This question can be answered in two different perspectives: religious and scientific. Scientifically, there is no way to measure hate, since it is a human emotion. Religious beliefs are never ending in variety, there is always someone to disagree or clarify. A difference in opinion is a key cause of hate. Hate is a total rejection of or disgust of a certain thing. If someone hates evil, they’ll go against it. If that thing truly is bad, then hate could actually be acceptable, and might really be for the better.

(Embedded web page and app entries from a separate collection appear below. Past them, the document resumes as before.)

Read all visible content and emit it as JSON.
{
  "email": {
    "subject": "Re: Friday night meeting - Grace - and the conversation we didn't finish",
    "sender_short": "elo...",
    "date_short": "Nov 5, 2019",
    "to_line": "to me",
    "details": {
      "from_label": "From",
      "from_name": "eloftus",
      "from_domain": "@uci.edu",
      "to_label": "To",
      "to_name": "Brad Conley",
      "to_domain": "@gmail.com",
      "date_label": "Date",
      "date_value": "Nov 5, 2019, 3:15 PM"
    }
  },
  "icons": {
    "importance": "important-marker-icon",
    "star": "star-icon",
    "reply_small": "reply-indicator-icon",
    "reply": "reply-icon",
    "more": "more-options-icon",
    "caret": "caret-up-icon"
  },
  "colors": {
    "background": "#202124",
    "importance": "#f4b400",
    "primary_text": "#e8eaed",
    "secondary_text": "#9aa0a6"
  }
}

But when hate is used against a thing that is good or causing no harm, it’s a problem. The concern is toward the people or groups whose hate is misdirected, not “hate” itself. Where does hate come from? There is hate that is expressed through groups committing hate crimes because they all believe in the same thing vs. hate that is expressed because that individual/group is trying to prove something to the people around them. Everyone has their own opinions